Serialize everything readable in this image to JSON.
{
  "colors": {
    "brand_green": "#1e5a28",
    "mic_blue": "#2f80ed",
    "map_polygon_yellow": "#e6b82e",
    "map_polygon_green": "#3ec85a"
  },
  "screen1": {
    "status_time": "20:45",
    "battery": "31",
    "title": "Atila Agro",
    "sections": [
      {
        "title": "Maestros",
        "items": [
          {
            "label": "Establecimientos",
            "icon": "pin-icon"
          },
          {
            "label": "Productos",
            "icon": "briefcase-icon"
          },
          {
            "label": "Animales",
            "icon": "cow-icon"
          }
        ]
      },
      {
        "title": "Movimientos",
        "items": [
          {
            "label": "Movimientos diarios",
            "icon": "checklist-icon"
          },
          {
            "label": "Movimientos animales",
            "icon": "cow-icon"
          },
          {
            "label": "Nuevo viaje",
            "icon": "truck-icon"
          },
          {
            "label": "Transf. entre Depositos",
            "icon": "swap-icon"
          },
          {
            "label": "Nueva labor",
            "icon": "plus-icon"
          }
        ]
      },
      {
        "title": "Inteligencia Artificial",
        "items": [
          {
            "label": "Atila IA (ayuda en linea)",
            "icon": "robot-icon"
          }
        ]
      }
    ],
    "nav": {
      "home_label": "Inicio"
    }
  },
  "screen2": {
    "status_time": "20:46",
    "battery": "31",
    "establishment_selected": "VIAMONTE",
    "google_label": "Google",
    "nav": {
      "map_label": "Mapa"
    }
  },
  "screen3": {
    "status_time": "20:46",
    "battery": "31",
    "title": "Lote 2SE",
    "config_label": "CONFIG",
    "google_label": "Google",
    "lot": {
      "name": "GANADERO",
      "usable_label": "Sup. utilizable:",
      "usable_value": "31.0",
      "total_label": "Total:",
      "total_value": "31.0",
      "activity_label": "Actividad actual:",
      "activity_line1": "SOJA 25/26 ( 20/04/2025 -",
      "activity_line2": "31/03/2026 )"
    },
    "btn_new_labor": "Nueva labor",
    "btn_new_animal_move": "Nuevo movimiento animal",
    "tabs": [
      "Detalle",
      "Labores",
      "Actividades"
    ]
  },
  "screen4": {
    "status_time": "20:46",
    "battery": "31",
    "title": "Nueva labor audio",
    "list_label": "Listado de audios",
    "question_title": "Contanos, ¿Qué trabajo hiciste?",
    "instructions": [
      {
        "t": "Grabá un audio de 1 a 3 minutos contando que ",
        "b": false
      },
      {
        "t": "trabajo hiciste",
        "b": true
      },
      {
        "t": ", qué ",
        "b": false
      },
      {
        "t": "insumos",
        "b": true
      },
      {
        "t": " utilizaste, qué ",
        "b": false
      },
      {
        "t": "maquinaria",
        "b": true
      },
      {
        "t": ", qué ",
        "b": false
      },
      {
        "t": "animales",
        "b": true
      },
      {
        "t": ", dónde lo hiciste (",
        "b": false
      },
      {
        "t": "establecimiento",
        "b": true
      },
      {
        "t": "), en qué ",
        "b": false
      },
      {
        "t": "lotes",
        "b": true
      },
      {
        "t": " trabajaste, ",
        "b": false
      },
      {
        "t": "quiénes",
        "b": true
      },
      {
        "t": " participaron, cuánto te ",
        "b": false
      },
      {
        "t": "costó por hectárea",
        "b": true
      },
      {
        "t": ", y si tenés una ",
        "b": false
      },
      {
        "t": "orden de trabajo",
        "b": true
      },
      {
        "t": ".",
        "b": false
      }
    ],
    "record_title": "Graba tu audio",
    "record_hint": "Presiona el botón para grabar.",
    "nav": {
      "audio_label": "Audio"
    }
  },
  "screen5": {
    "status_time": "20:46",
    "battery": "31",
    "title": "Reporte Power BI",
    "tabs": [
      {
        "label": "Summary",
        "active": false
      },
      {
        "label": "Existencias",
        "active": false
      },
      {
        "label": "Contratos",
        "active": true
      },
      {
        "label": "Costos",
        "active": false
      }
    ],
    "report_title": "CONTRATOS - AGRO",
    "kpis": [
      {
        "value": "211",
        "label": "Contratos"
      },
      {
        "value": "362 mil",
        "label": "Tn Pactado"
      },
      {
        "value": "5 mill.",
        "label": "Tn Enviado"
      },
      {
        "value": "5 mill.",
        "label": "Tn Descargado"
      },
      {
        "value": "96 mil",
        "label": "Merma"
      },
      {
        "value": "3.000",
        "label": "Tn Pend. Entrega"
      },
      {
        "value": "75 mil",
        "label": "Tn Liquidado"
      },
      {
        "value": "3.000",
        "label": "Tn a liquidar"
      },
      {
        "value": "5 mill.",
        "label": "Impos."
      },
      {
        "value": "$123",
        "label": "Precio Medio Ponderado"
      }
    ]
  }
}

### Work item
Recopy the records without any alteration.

### Result for this task
Serialize everything readable in this image to JSON.
{
  "colors": {
    "brand_green": "#1e5a28",
    "mic_blue": "#2f80ed",
    "map_polygon_yellow": "#e6b82e",
    "map_polygon_green": "#3ec85a"
  },
  "screen1": {
    "status_time": "20:45",
    "battery": "31",
    "title": "Atila Agro",
    "sections": [
      {
        "title": "Maestros",
        "items": [
          {
            "label": "Establecimientos",
            "icon": "pin-icon"
          },
          {
            "label": "Productos",
            "icon": "briefcase-icon"
          },
          {
            "label": "Animales",
            "icon": "cow-icon"
          }
        ]
      },
      {
        "title": "Movimientos",
        "items": [
          {
            "label": "Movimientos diarios",
            "icon": "checklist-icon"
          },
          {
            "label": "Movimientos animales",
            "icon": "cow-icon"
          },
          {
            "label": "Nuevo viaje",
            "icon": "truck-icon"
          },
          {
            "label": "Transf. entre Depositos",
            "icon": "swap-icon"
          },
          {
            "label": "Nueva labor",
            "icon": "plus-icon"
          }
        ]
      },
      {
        "title": "Inteligencia Artificial",
        "items": [
          {
            "label": "Atila IA (ayuda en linea)",
            "icon": "robot-icon"
          }
        ]
      }
    ],
    "nav": {
      "home_label": "Inicio"
    }
  },
  "screen2": {
    "status_time": "20:46",
    "battery": "31",
    "establishment_selected": "VIAMONTE",
    "google_label": "Google",
    "nav": {
      "map_label": "Mapa"
    }
  },
  "screen3": {
    "status_time": "20:46",
    "battery": "31",
    "title": "Lote 2SE",
    "config_label": "CONFIG",
    "google_label": "Google",
    "lot": {
      "name": "GANADERO",
      "usable_label": "Sup. utilizable:",
      "usable_value": "31.0",
      "total_label": "Total:",
      "total_value": "31.0",
      "activity_label": "Actividad actual:",
      "activity_line1": "SOJA 25/26 ( 20/04/2025 -",
      "activity_line2": "31/03/2026 )"
    },
    "btn_new_labor": "Nueva labor",
    "btn_new_animal_move": "Nuevo movimiento animal",
    "tabs": [
      "Detalle",
      "Labores",
      "Actividades"
    ]
  },
  "screen4": {
    "status_time": "20:46",
    "battery": "31",
    "title": "Nueva labor audio",
    "list_label": "Listado de audios",
    "question_title": "Contanos, ¿Qué trabajo hiciste?",
    "instructions": [
      {
        "t": "Grabá un audio de 1 a 3 minutos contando que ",
        "b": false
      },
      {
        "t": "trabajo hiciste",
        "b": true
      },
      {
        "t": ", qué ",
        "b": false
      },
      {
        "t": "insumos",
        "b": true
      },
      {
        "t": " utilizaste, qué ",
        "b": false
      },
      {
        "t": "maquinaria",
        "b": true
      },
      {
        "t": ", qué ",
        "b": false
      },
      {
        "t": "animales",
        "b": true
      },
      {
        "t": ", dónde lo hiciste (",
        "b": false
      },
      {
        "t": "establecimiento",
        "b": true
      },
      {
        "t": "), en qué ",
        "b": false
      },
      {
        "t": "lotes",
        "b": true
      },
      {
        "t": " trabajaste, ",
        "b": false
      },
      {
        "t": "quiénes",
        "b": true
      },
      {
        "t": " participaron, cuánto te ",
        "b": false
      },
      {
        "t": "costó por hectárea",
        "b": true
      },
      {
        "t": ", y si tenés una ",
        "b": false
      },
      {
        "t": "orden de trabajo",
        "b": true
      },
      {
        "t": ".",
        "b": false
      }
    ],
    "record_title": "Graba tu audio",
    "record_hint": "Presiona el botón para grabar.",
    "nav": {
      "audio_label": "Audio"
    }
  },
  "screen5": {
    "status_time": "20:46",
    "battery": "31",
    "title": "Reporte Power BI",
    "tabs": [
      {
        "label": "Summary",
        "active": false
      },
      {
        "label": "Existencias",
        "active": false
      },
      {
        "label": "Contratos",
        "active": true
      },
      {
        "label": "Costos",
        "active": false
      }
    ],
    "report_title": "CONTRATOS - AGRO",
    "kpis": [
      {
        "value": "211",
        "label": "Contratos"
      },
      {
        "value": "362 mil",
        "label": "Tn Pactado"
      },
      {
        "value": "5 mill.",
        "label": "Tn Enviado"
      },
      {
        "value": "5 mill.",
        "label": "Tn Descargado"
      },
      {
        "value": "96 mil",
        "label": "Merma"
      },
      {
        "value": "3.000",
        "label": "Tn Pend. Entrega"
      },
      {
        "value": "75 mil",
        "label": "Tn Liquidado"
      },
      {
        "value": "3.000",
        "label": "Tn a liquidar"
      },
      {
        "value": "5 mill.",
        "label": "Impos."
      },
      {
        "value": "$123",
        "label": "Precio Medio Ponderado"
      }
    ]
  }
}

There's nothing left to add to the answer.